- Integrate suppliers into your incident response planning. All too often, cybersecurity incidents occur because a supplier was compromised. Make sure you understand how to report suspicious activity to your providers and that you provide your supplier with clear, accurate contact information and timing requirements for reporting incidents to your team. (Ideally, these should be built into your contracts by default, so take the time to coordinate between the legal and incident response teams.) Include high-priority suppliers in tabletop exercises. Proactively reach out to each of these organizations when major vulnerabilities are announced to see if they, or any of their suppliers, are impacted. This will help you assess your risk. Please read our blog on supply chain security best practices for detailed trends and remediation advice.
- Align with your cyber insurance policy. Many cyber insurance policies provide a treasure trove of resources to help you in the event of a cyber incident, but few incident response teams are aware of these. Take the time to carefully review your cyber insurance policy and integrate it into your incident response plan. For example, your cyber insurance coverage may include a 24/7 hotline where you can reach an experienced cyber attorney, or procure the services of a dedicated ransom negotiator.
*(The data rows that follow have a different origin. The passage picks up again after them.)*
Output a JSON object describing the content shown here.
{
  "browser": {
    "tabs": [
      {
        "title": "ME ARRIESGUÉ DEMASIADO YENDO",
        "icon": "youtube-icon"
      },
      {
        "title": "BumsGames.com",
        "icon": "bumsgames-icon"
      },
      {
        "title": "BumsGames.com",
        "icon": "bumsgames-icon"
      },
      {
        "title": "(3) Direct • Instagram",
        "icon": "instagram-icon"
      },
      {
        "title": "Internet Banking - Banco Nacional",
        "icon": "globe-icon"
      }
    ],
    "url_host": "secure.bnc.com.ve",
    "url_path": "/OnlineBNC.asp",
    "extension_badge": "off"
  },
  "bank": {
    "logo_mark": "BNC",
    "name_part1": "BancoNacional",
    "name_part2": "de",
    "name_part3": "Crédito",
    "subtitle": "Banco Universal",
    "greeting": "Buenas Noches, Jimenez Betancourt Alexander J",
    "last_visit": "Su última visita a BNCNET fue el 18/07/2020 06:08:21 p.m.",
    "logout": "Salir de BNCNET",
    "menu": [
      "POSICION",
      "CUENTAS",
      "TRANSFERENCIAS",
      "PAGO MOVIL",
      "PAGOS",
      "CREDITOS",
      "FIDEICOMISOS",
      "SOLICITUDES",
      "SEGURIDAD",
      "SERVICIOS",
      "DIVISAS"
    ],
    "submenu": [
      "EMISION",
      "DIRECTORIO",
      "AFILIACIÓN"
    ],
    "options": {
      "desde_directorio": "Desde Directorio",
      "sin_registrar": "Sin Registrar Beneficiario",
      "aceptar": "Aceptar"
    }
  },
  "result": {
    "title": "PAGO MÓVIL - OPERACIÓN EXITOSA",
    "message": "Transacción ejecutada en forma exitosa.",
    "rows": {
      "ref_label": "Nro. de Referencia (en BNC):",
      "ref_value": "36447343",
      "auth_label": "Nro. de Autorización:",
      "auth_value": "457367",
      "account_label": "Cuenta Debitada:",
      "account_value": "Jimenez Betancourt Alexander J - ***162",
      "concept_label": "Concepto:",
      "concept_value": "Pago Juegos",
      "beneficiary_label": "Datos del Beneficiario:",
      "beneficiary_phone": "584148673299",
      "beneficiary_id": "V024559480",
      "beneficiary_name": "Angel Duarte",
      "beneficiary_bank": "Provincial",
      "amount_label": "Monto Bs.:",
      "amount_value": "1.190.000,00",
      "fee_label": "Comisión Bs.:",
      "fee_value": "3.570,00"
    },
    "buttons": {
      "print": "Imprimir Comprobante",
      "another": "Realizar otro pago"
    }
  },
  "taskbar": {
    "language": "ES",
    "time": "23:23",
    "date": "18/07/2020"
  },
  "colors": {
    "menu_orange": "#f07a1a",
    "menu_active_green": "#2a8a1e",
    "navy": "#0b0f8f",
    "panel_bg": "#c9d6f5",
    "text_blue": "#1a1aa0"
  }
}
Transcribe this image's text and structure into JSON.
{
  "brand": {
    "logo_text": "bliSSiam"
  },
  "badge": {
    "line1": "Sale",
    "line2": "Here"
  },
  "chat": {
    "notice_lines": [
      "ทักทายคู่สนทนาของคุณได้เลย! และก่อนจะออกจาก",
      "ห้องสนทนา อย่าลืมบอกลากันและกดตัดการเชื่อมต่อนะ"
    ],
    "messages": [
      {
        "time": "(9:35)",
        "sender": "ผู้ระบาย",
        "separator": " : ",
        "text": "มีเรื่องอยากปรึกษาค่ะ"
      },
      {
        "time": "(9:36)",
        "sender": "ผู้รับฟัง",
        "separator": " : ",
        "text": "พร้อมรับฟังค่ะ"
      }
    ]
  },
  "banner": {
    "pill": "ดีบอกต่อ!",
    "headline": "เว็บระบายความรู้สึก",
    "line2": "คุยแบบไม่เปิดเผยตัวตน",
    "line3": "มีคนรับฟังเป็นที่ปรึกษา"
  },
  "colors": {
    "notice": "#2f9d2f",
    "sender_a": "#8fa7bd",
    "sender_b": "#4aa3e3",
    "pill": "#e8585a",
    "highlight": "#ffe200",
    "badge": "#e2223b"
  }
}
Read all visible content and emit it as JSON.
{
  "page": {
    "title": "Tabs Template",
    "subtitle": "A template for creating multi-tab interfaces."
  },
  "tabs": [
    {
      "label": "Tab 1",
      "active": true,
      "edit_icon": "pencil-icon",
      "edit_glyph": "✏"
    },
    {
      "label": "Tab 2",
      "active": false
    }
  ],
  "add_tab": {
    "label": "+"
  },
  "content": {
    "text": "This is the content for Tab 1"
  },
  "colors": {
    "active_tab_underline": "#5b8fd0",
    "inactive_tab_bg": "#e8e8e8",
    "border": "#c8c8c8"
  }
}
On the flip side, your policy may include specific requirements for reporting and notification to the insurer that you must handle in order to have a claim covered. Conduct a thorough review of your cyber insurance policy upon each renewal to ensure your incident response plan fully integrates the available resources and requirements.
- Include mobile devices in your response plan. Whether it’s a contractor’s personal phone or an employee’s corporate-owned laptop, cybersecurity incidents may involve a mobile device. Make sure your incident response plan takes into account the different models for mobile devices in your organization so responders understand whether they have access to logs, how to acquire a device for analysis, etc. Ensure you use a good MDM solution so you can analyze, wipe, restrict, or remove access when a mobile device is compromised. Read our blog on mobile security best practices for more detail and advice.
- Conduct threat hunting in both on-premises and cloud systems. Many of the initial payload drops from an attack are not malicious software, they are designed to gather information and expand access. Attackers can easily leave malware in seemingly innocuous PDF files that are not caught by your antivirus systems. You should conduct both on-premises and cloud threat hunting after any incident to identify and root out any hackers with persistent access, fully understand the extent of compromise (this can be very important for notification obligations), and/or prevent a new malware detonation.
- Conduct proactive training. You should regularly update your incident response plan and practice it in advance with tabletop exercises. When you select a tabletop scenario, consider choosing one that is high-risk—such as a zero-day vulnerability tabletop. This gives your team the opportunity to test your plan, processes, and communications to find any gaps before you face a real-life attack. You should also have your cyber first responders take ransomware or incident response training classes. If your first responders can quickly recognize and contain an incident, it can dramatically reduce the financial damages and the amount of data that is compromised.
We hope you found this information on crucial items to add to your incident response plan helpful! Please contact us with any questions or if your organization could benefit from cybersecurity advice or services.